WORK REQUIRED:
Where a line in the listing below holds "subtitle", add it to the tally, and reply with that tally alone.

SUPPLIED ENTRIES:

________________________

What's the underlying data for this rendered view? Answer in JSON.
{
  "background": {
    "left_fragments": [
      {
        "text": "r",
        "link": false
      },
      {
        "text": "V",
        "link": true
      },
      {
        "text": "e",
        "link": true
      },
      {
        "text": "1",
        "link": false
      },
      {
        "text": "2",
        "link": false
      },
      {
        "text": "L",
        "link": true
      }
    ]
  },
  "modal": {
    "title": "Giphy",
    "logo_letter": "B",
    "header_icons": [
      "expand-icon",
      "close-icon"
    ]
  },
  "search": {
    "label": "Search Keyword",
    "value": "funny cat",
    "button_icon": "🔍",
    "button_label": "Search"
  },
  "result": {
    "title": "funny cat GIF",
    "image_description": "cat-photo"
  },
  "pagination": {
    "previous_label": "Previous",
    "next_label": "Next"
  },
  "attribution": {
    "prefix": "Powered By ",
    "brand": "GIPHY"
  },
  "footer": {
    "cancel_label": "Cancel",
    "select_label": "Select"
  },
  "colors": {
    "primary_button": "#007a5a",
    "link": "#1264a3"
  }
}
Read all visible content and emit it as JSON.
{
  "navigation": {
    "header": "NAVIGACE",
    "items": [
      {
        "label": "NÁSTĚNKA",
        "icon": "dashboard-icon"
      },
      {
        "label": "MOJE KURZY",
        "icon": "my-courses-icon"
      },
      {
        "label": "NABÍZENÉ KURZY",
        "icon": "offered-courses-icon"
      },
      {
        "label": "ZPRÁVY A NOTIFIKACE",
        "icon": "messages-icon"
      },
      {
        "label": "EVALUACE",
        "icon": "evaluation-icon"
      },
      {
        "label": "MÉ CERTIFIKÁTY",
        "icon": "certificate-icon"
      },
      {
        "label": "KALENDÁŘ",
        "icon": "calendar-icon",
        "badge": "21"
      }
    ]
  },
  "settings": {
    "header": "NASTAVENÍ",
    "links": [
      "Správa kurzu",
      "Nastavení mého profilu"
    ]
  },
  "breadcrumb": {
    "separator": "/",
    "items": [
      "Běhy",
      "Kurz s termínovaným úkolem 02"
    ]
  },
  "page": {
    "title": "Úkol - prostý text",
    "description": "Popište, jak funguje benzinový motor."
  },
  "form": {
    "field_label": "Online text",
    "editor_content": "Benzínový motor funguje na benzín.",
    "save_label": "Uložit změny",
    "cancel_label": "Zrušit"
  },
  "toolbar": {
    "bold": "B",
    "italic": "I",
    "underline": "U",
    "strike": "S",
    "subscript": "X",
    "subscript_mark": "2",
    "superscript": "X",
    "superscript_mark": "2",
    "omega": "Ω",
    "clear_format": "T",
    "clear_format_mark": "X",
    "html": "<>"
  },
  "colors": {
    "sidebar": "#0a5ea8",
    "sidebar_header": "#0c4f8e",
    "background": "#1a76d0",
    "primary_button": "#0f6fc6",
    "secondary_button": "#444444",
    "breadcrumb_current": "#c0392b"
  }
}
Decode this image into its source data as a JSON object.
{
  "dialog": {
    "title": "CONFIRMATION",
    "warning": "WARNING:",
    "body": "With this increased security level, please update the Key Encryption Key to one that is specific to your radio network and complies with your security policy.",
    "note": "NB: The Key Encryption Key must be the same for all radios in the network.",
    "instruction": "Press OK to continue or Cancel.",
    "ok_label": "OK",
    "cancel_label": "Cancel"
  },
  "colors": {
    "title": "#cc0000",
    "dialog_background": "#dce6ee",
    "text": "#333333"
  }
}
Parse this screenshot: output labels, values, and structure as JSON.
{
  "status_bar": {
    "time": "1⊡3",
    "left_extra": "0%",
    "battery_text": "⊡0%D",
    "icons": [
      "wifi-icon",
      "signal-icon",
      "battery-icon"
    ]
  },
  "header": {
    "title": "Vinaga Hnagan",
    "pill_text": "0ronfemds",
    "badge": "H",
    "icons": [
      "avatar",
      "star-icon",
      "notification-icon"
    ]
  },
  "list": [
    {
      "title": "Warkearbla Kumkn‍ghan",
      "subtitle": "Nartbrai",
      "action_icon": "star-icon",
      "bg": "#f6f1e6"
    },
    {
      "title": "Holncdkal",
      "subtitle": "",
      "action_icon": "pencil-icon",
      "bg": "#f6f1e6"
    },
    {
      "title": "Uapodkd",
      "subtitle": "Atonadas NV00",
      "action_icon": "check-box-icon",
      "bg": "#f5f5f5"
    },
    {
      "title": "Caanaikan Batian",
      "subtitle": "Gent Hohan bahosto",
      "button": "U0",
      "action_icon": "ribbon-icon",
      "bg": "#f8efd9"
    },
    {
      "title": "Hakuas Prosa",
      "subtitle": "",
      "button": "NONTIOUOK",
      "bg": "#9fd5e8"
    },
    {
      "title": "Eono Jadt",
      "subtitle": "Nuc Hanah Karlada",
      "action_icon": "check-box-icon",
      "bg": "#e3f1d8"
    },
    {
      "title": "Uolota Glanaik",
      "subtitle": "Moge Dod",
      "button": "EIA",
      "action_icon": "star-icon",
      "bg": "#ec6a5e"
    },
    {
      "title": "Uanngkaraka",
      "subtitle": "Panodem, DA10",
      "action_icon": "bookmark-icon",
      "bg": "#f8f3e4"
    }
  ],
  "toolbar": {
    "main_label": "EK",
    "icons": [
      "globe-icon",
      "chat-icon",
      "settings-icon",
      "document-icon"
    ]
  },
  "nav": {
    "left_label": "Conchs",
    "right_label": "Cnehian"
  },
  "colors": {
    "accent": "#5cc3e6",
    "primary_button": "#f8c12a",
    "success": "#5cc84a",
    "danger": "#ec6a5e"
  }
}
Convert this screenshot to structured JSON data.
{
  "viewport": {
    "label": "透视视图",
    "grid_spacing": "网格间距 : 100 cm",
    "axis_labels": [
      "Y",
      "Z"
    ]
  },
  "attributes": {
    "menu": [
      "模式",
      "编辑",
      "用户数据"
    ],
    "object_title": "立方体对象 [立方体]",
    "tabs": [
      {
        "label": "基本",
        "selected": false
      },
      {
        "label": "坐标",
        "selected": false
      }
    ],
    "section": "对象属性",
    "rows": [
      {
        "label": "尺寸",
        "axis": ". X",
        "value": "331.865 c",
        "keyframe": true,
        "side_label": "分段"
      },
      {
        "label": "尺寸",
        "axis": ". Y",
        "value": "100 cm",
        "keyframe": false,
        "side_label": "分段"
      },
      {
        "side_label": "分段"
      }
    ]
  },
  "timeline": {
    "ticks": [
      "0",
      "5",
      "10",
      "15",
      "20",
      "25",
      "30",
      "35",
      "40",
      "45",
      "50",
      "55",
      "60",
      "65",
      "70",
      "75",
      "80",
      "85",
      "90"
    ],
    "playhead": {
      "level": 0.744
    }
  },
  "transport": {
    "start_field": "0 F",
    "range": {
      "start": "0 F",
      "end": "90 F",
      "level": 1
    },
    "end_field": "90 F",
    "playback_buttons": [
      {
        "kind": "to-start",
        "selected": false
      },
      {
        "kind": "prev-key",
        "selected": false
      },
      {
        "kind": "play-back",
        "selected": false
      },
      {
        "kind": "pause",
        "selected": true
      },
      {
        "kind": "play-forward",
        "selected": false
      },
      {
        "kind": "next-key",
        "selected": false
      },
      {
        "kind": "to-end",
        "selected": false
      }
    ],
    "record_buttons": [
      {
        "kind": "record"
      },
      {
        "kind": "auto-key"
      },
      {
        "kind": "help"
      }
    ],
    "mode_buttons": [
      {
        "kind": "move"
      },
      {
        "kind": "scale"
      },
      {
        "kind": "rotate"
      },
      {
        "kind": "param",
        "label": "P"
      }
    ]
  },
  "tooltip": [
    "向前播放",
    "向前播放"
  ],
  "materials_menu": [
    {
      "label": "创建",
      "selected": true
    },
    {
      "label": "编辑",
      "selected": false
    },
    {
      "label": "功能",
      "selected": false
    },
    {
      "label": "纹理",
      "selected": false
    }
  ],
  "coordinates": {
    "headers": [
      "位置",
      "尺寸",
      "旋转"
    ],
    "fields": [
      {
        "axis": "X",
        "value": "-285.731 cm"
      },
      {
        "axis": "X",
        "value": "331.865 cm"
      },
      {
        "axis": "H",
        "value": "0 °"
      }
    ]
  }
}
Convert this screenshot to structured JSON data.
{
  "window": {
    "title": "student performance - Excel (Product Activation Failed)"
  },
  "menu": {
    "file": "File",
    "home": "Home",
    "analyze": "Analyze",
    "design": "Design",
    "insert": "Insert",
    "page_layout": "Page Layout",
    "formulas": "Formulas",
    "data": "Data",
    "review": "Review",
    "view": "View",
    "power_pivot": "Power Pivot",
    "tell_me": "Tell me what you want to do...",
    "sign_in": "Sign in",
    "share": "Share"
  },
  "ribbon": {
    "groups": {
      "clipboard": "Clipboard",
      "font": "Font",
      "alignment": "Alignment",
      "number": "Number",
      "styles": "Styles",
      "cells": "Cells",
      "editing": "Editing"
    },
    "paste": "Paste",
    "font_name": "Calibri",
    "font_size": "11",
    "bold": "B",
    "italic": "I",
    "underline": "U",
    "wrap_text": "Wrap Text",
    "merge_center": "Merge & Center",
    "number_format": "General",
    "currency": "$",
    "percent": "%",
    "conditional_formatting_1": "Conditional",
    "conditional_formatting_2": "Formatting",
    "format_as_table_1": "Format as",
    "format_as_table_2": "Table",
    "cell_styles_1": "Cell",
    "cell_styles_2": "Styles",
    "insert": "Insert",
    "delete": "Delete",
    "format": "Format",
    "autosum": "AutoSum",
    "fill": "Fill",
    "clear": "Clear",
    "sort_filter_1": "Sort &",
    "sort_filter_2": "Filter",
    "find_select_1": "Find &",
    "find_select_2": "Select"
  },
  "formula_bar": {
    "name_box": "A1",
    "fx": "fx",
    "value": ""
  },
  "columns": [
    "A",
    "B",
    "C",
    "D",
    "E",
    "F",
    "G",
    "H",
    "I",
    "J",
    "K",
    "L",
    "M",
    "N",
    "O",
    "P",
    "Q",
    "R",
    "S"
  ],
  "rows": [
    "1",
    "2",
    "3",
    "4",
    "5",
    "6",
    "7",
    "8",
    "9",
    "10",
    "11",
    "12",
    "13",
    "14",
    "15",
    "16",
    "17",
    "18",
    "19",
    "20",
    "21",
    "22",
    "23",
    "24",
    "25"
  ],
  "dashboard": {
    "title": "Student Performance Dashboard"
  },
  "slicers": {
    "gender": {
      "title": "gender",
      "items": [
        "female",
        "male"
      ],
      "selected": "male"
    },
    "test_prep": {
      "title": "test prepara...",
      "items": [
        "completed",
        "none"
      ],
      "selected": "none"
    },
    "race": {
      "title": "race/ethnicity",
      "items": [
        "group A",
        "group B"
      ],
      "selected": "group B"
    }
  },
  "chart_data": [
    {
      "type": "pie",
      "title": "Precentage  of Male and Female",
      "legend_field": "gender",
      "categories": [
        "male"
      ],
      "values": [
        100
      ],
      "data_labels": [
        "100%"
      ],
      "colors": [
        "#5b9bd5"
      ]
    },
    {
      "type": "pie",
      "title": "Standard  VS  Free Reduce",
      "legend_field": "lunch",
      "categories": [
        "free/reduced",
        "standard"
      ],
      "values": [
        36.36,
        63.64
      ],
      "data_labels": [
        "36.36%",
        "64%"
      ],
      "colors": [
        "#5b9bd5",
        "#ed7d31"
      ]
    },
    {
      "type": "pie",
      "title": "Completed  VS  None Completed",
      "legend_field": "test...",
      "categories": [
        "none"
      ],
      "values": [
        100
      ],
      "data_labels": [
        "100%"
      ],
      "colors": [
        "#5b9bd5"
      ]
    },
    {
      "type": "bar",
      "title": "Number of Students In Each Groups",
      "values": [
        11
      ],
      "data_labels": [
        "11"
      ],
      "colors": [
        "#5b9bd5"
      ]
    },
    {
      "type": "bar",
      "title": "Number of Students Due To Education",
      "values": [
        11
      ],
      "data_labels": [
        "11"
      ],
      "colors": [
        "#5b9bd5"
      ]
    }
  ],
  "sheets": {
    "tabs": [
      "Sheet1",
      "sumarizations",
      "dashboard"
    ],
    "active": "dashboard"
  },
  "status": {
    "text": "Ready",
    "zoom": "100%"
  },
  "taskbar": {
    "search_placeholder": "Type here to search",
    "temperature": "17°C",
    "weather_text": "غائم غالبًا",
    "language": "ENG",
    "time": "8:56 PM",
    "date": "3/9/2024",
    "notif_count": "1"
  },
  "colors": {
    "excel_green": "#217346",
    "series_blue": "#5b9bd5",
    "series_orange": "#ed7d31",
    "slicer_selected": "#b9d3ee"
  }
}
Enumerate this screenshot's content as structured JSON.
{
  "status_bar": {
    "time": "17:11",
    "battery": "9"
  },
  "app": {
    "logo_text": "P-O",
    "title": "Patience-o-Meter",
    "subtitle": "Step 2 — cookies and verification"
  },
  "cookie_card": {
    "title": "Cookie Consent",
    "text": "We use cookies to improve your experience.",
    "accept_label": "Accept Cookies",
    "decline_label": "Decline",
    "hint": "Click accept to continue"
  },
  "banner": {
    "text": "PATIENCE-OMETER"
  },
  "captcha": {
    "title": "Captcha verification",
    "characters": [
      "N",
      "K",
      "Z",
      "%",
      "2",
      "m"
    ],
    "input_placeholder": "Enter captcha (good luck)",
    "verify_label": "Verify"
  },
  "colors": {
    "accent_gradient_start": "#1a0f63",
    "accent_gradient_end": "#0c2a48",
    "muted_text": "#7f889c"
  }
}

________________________

TASK ANSWER:
9